**About this exercise**
Filter this data down to the lines that hold "JSON", and copy them.

**Records for this task**
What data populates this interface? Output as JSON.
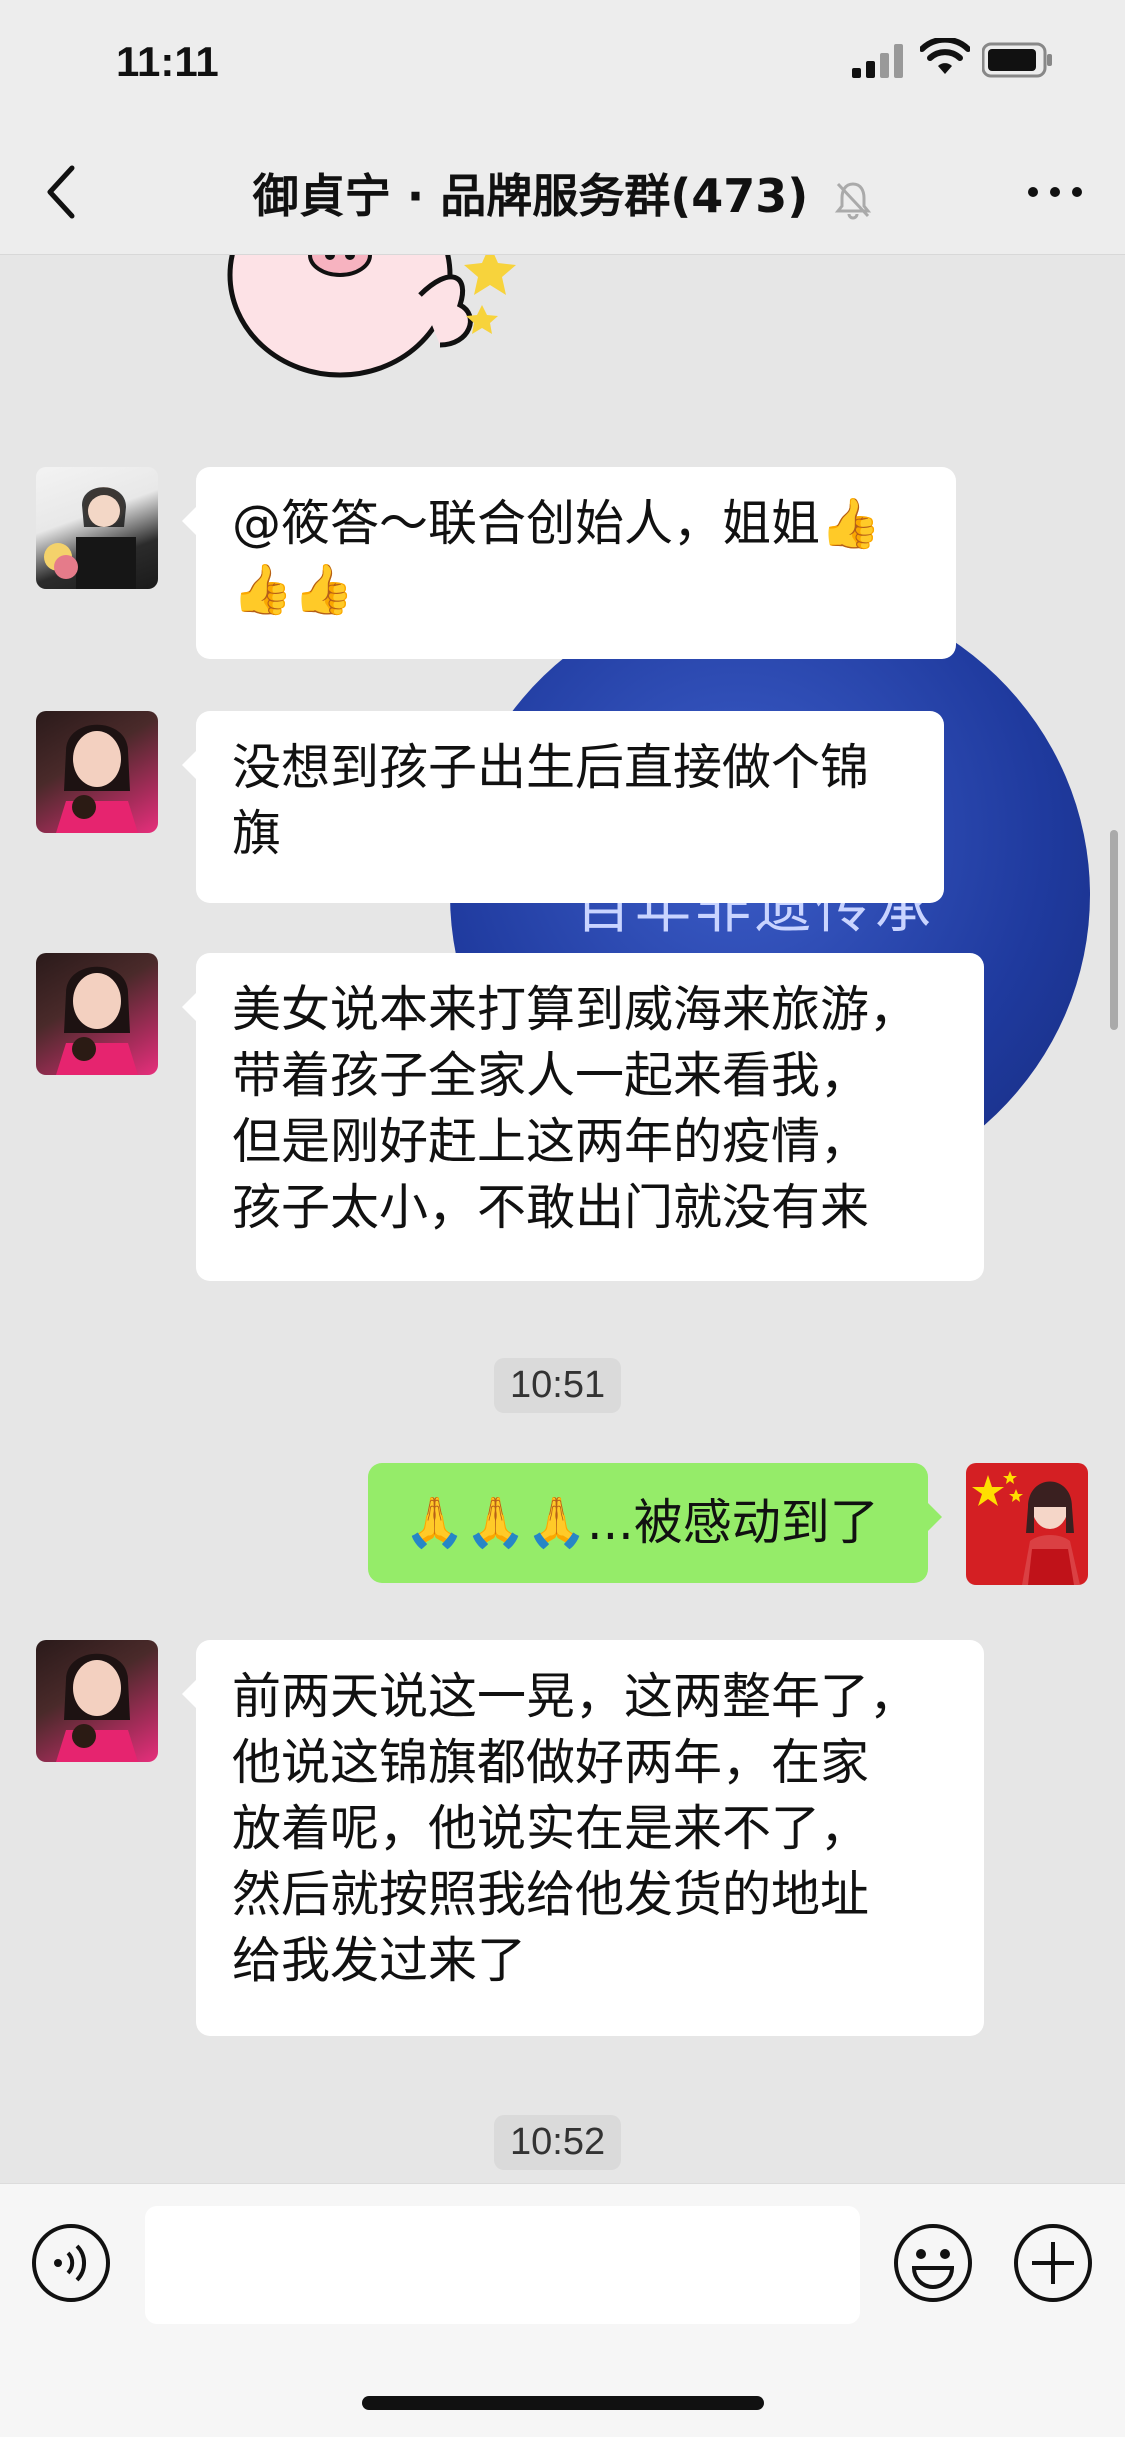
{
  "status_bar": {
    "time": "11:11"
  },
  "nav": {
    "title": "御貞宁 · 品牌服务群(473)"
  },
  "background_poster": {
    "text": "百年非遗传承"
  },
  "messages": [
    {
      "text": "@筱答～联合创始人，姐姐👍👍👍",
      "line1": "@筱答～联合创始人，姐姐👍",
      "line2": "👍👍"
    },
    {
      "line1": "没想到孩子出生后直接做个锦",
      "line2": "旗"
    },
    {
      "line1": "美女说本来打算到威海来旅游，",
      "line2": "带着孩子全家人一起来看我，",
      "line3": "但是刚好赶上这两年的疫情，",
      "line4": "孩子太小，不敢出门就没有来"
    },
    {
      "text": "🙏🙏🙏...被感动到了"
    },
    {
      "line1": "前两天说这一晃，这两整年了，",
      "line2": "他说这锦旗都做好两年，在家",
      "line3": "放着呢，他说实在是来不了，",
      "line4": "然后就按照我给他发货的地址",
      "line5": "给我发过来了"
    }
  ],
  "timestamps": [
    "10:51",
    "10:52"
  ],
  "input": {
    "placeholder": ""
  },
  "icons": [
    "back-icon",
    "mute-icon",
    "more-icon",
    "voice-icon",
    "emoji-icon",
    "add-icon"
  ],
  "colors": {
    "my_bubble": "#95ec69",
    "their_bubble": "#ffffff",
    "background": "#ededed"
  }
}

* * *

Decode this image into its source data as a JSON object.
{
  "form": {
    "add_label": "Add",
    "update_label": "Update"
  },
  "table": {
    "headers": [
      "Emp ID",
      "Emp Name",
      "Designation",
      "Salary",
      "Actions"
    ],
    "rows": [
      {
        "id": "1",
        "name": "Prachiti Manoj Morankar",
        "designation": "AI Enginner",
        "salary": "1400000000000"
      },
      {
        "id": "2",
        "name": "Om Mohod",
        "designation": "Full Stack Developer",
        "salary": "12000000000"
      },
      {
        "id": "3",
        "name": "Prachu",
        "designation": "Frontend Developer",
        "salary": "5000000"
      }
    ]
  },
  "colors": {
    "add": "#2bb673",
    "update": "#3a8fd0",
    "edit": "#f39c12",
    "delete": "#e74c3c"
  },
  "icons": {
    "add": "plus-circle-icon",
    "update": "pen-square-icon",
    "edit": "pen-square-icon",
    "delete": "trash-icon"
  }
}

**Answer section**
What data populates this interface? Output as JSON.
Decode this image into its source data as a JSON object.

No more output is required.